In chapter thirteen, Burton revisits "Raj nostalgia" as exemplified by Tom Stoppard's 1995 play India Ink. Despite her concern that academic work on imperialism overemphasizes literature, Burton is an effective literary critic as well as historian. Stoppard's play, she contends, "represents a return to and, ultimately, a disavowal of the end of empire, rehearsing for us the role that imperialist nostalgia continued to play in the late-twentieth-century..." (256). In the ensuing chapter, Burton revisits some of the theoretical issues raised in the first half of the book, and in her Coda she redefines the historical impact of British imperialism; in the context of America's "new imperialism" and of capitalist globalization, she notes, "accounts of British imperial supremacy" like Niall Ferguson's "are flying off the shelves" (275). Politically, calls like Ferguson's for America to "take up the white man's burden" have been the most influential result of Whiggish, whitewashed accounts of both empires, which have supposedly morphed into what Michael Ignatieff calls "empire lite" (try using that phrase in Iraq or Afghanistan!).
Like most of the essays in the first half of the volume, the essays in the second half are astute, well-honed pieces of research and analysis.
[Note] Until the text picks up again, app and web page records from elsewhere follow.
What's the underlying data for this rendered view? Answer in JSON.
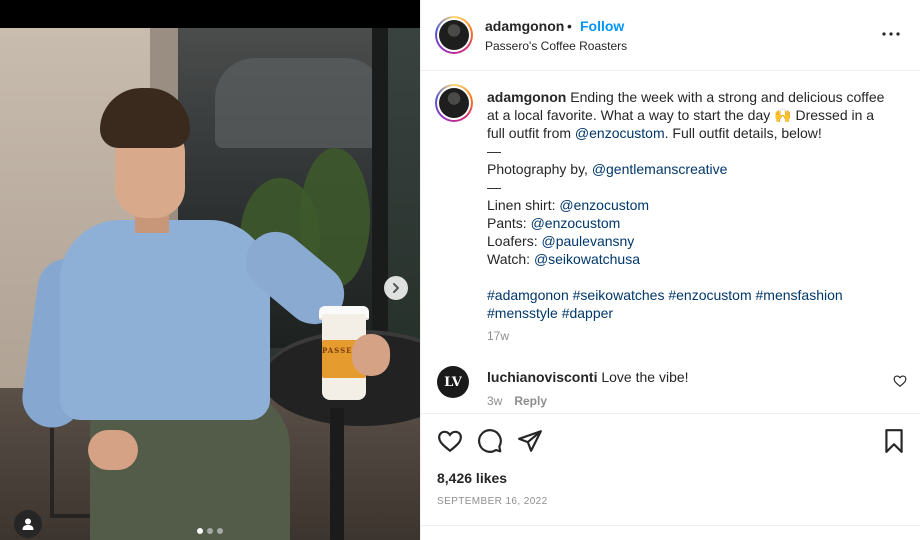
{
  "post": {
    "username": "adamgonon",
    "separator": "•",
    "follow_label": "Follow",
    "location": "Passero's Coffee Roasters",
    "more_icon": "more-options-icon"
  },
  "caption": {
    "username": "adamgonon",
    "line1": "Ending the week with a strong and delicious coffee",
    "line2a": "at a local favorite. What a way to start the day ",
    "emoji": "🙌",
    "line2b": " Dressed in a",
    "line3a": "full outfit from ",
    "line3_mention": "@enzocustom",
    "line3b": ". Full outfit details, below!",
    "dash1": "—",
    "photo_label": "Photography by, ",
    "photo_mention": "@gentlemanscreative",
    "dash2": "—",
    "shirt_label": "Linen shirt: ",
    "shirt_mention": "@enzocustom",
    "pants_label": "Pants: ",
    "pants_mention": "@enzocustom",
    "loafers_label": "Loafers: ",
    "loafers_mention": "@paulevansny",
    "watch_label": "Watch: ",
    "watch_mention": "@seikowatchusa",
    "hashtags1": "#adamgonon #seikowatches #enzocustom #mensfashion",
    "hashtags2": "#mensstyle #dapper",
    "time": "17w"
  },
  "comment": {
    "avatar_text": "LV",
    "username": "luchianovisconti",
    "text": "Love the vibe!",
    "time": "3w",
    "reply_label": "Reply"
  },
  "photo": {
    "cup_text": "PASSERO",
    "carousel_dots": 3,
    "active_dot": 1
  },
  "engagement": {
    "likes": "8,426 likes",
    "date": "SEPTEMBER 16, 2022"
  },
  "colors": {
    "link": "#00376b",
    "follow": "#0095f6",
    "muted": "#8e8e8e"
  }
}
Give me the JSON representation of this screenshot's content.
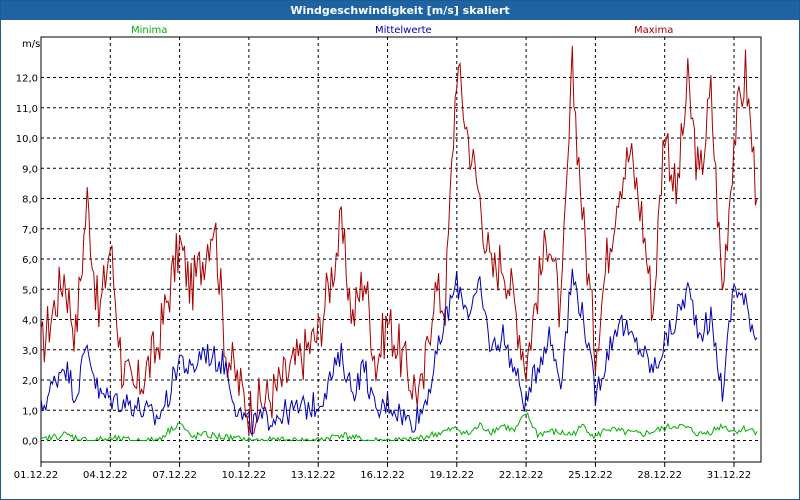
{
  "window": {
    "title": "Windgeschwindigkeit [m/s] skaliert"
  },
  "colors": {
    "title_bar": "#1e64a3",
    "minima": "#00b000",
    "mittelwerte": "#0000b4",
    "maxima": "#a80000",
    "grid": "#000000"
  },
  "legend": [
    {
      "label": "Minima",
      "color": "#00b000"
    },
    {
      "label": "Mittelwerte",
      "color": "#0000b4"
    },
    {
      "label": "Maxima",
      "color": "#a80000"
    }
  ],
  "chart_data": {
    "type": "line",
    "title": "Windgeschwindigkeit [m/s] skaliert",
    "ylabel": "m/s",
    "ylim": [
      -0.5,
      13.3
    ],
    "xlim": [
      "2022-12-01",
      "2023-01-02"
    ],
    "y_ticks": [
      "0,0",
      "1,0",
      "2,0",
      "3,0",
      "4,0",
      "5,0",
      "6,0",
      "7,0",
      "8,0",
      "9,0",
      "10,0",
      "11,0",
      "12,0"
    ],
    "x_ticks": [
      "01.12.22",
      "04.12.22",
      "07.12.22",
      "10.12.22",
      "13.12.22",
      "16.12.22",
      "19.12.22",
      "22.12.22",
      "25.12.22",
      "28.12.22",
      "31.12.22"
    ],
    "grid": true,
    "legend_position": "top",
    "series": [
      {
        "name": "Maxima",
        "color": "#a80000",
        "points": [
          [
            "01.12.22",
            3.0
          ],
          [
            "02.12.22",
            5.5
          ],
          [
            "02.12.22 12h",
            3.5
          ],
          [
            "03.12.22",
            8.0
          ],
          [
            "03.12.22 12h",
            4.0
          ],
          [
            "04.12.22",
            6.5
          ],
          [
            "04.12.22 12h",
            2.5
          ],
          [
            "05.12.22",
            1.5
          ],
          [
            "06.12.22",
            3.0
          ],
          [
            "07.12.22",
            6.5
          ],
          [
            "07.12.22 12h",
            5.0
          ],
          [
            "08.12.22",
            6.0
          ],
          [
            "08.12.22 12h",
            7.4
          ],
          [
            "09.12.22",
            3.0
          ],
          [
            "09.12.22 12h",
            2.0
          ],
          [
            "10.12.22",
            1.0
          ],
          [
            "11.12.22",
            1.5
          ],
          [
            "12.12.22",
            2.5
          ],
          [
            "13.12.22",
            3.5
          ],
          [
            "14.12.22",
            7.0
          ],
          [
            "14.12.22 12h",
            4.0
          ],
          [
            "15.12.22",
            5.5
          ],
          [
            "15.12.22 12h",
            2.5
          ],
          [
            "16.12.22",
            4.0
          ],
          [
            "17.12.22",
            2.0
          ],
          [
            "17.12.22 12h",
            1.5
          ],
          [
            "18.12.22",
            5.0
          ],
          [
            "18.12.22 12h",
            4.5
          ],
          [
            "19.12.22",
            12.4
          ],
          [
            "19.12.22 12h",
            10.0
          ],
          [
            "20.12.22",
            8.0
          ],
          [
            "20.12.22 12h",
            5.5
          ],
          [
            "21.12.22",
            6.0
          ],
          [
            "21.12.22 12h",
            4.5
          ],
          [
            "22.12.22",
            2.5
          ],
          [
            "22.12.22 12h",
            5.0
          ],
          [
            "23.12.22",
            7.0
          ],
          [
            "23.12.22 12h",
            4.0
          ],
          [
            "24.12.22",
            12.2
          ],
          [
            "24.12.22 12h",
            7.0
          ],
          [
            "25.12.22",
            3.0
          ],
          [
            "25.12.22 12h",
            6.0
          ],
          [
            "26.12.22",
            8.5
          ],
          [
            "26.12.22 12h",
            9.5
          ],
          [
            "27.12.22",
            7.5
          ],
          [
            "27.12.22 12h",
            4.3
          ],
          [
            "28.12.22",
            10.5
          ],
          [
            "28.12.22 12h",
            8.0
          ],
          [
            "29.12.22",
            11.8
          ],
          [
            "29.12.22 12h",
            8.5
          ],
          [
            "30.12.22",
            11.5
          ],
          [
            "30.12.22 12h",
            4.9
          ],
          [
            "31.12.22",
            10.0
          ],
          [
            "31.12.22 12h",
            12.2
          ],
          [
            "01.01.23",
            8.0
          ]
        ]
      },
      {
        "name": "Mittelwerte",
        "color": "#0000b4",
        "points": [
          [
            "01.12.22",
            1.0
          ],
          [
            "02.12.22",
            2.6
          ],
          [
            "02.12.22 12h",
            1.5
          ],
          [
            "03.12.22",
            3.2
          ],
          [
            "03.12.22 12h",
            1.5
          ],
          [
            "04.12.22",
            1.4
          ],
          [
            "05.12.22",
            1.2
          ],
          [
            "06.12.22",
            0.7
          ],
          [
            "06.12.22 12h",
            1.4
          ],
          [
            "07.12.22",
            2.8
          ],
          [
            "07.12.22 12h",
            2.2
          ],
          [
            "08.12.22",
            3.0
          ],
          [
            "08.12.22 12h",
            2.7
          ],
          [
            "09.12.22",
            2.5
          ],
          [
            "09.12.22 12h",
            1.0
          ],
          [
            "10.12.22",
            0.5
          ],
          [
            "11.12.22",
            0.8
          ],
          [
            "12.12.22",
            1.0
          ],
          [
            "13.12.22",
            1.2
          ],
          [
            "14.12.22",
            2.8
          ],
          [
            "14.12.22 12h",
            1.6
          ],
          [
            "15.12.22",
            2.5
          ],
          [
            "15.12.22 12h",
            0.8
          ],
          [
            "16.12.22",
            1.3
          ],
          [
            "17.12.22",
            0.6
          ],
          [
            "17.12.22 12h",
            1.0
          ],
          [
            "18.12.22",
            2.3
          ],
          [
            "18.12.22 12h",
            4.0
          ],
          [
            "19.12.22",
            5.2
          ],
          [
            "19.12.22 12h",
            4.3
          ],
          [
            "20.12.22",
            5.0
          ],
          [
            "20.12.22 12h",
            3.0
          ],
          [
            "21.12.22",
            3.5
          ],
          [
            "21.12.22 12h",
            2.3
          ],
          [
            "22.12.22",
            1.2
          ],
          [
            "22.12.22 12h",
            2.5
          ],
          [
            "23.12.22",
            3.5
          ],
          [
            "23.12.22 12h",
            2.0
          ],
          [
            "24.12.22",
            5.5
          ],
          [
            "24.12.22 12h",
            4.0
          ],
          [
            "25.12.22",
            1.5
          ],
          [
            "25.12.22 12h",
            2.8
          ],
          [
            "26.12.22",
            4.0
          ],
          [
            "26.12.22 12h",
            3.4
          ],
          [
            "27.12.22",
            3.0
          ],
          [
            "27.12.22 12h",
            2.3
          ],
          [
            "28.12.22",
            3.2
          ],
          [
            "28.12.22 12h",
            4.0
          ],
          [
            "29.12.22",
            5.0
          ],
          [
            "29.12.22 12h",
            3.6
          ],
          [
            "30.12.22",
            4.0
          ],
          [
            "30.12.22 12h",
            1.6
          ],
          [
            "31.12.22",
            5.2
          ],
          [
            "31.12.22 12h",
            4.5
          ],
          [
            "01.01.23",
            3.4
          ]
        ]
      },
      {
        "name": "Minima",
        "color": "#00b000",
        "points": [
          [
            "01.12.22",
            0.0
          ],
          [
            "02.12.22",
            0.2
          ],
          [
            "03.12.22",
            0.0
          ],
          [
            "04.12.22",
            0.05
          ],
          [
            "05.12.22",
            0.0
          ],
          [
            "06.12.22",
            0.0
          ],
          [
            "07.12.22",
            0.6
          ],
          [
            "07.12.22 12h",
            0.1
          ],
          [
            "08.12.22",
            0.2
          ],
          [
            "09.12.22",
            0.1
          ],
          [
            "10.12.22",
            0.0
          ],
          [
            "13.12.22",
            0.0
          ],
          [
            "14.12.22",
            0.2
          ],
          [
            "15.12.22",
            0.0
          ],
          [
            "16.12.22",
            0.0
          ],
          [
            "17.12.22",
            0.0
          ],
          [
            "18.12.22",
            0.2
          ],
          [
            "18.12.22 12h",
            0.3
          ],
          [
            "19.12.22",
            0.4
          ],
          [
            "19.12.22 12h",
            0.2
          ],
          [
            "20.12.22",
            0.5
          ],
          [
            "20.12.22 12h",
            0.3
          ],
          [
            "21.12.22",
            0.5
          ],
          [
            "21.12.22 12h",
            0.3
          ],
          [
            "22.12.22",
            0.9
          ],
          [
            "22.12.22 12h",
            0.2
          ],
          [
            "23.12.22",
            0.3
          ],
          [
            "24.12.22",
            0.2
          ],
          [
            "24.12.22 12h",
            0.5
          ],
          [
            "25.12.22",
            0.1
          ],
          [
            "25.12.22 12h",
            0.4
          ],
          [
            "26.12.22",
            0.3
          ],
          [
            "27.12.22",
            0.2
          ],
          [
            "27.12.22 12h",
            0.3
          ],
          [
            "28.12.22",
            0.4
          ],
          [
            "28.12.22 12h",
            0.5
          ],
          [
            "29.12.22",
            0.4
          ],
          [
            "29.12.22 12h",
            0.2
          ],
          [
            "30.12.22",
            0.3
          ],
          [
            "30.12.22 12h",
            0.5
          ],
          [
            "31.12.22",
            0.3
          ],
          [
            "31.12.22 12h",
            0.4
          ],
          [
            "01.01.23",
            0.3
          ]
        ]
      }
    ]
  }
}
The few criticisms I have of Empire in Question concern its length. The essays in the first half repeatedly stress the limitations of traditional, male-dominated imperial history. Moreover, this half ends with an account of teaching courses on "gendered colonialism," written in collaboration with Jean Allman, who also team-taught a couple of the courses with Burton. Summaries of course syllabi and book lists may be helpful to readers teaching similar courses, but they do not make a readable essay. I also found the essay on Jane Eyre in the second, practical section extraneous and not particularly illuminating — and so it will seem, I suspect, to readers whose main discipline is literary history. Like me, they may be surprised to find that Burton says little about St. John Rivers's proposal to Jane or his "heroic" career as a missionary in India.
Despite these minor problems, Burton's new book should be read by everyone interested in the history of the British Empire over the last two centuries. Burton has been a leader, as Bayly comments in his afterword, in destabilizing the Whiggish, white man's model of imperial history. Her book importantly challenges the ways in which historians and the publics they influence continue to think about imperialism (both British and American) as well as about globalization, race, gender, and the practice and teaching of history.
Burton, Antoinette. Empire in Question: Reading, Writing, and Teaching British Imperialism. Duke, 2011. xxi + 392 pp.
Last modified 9 July 2014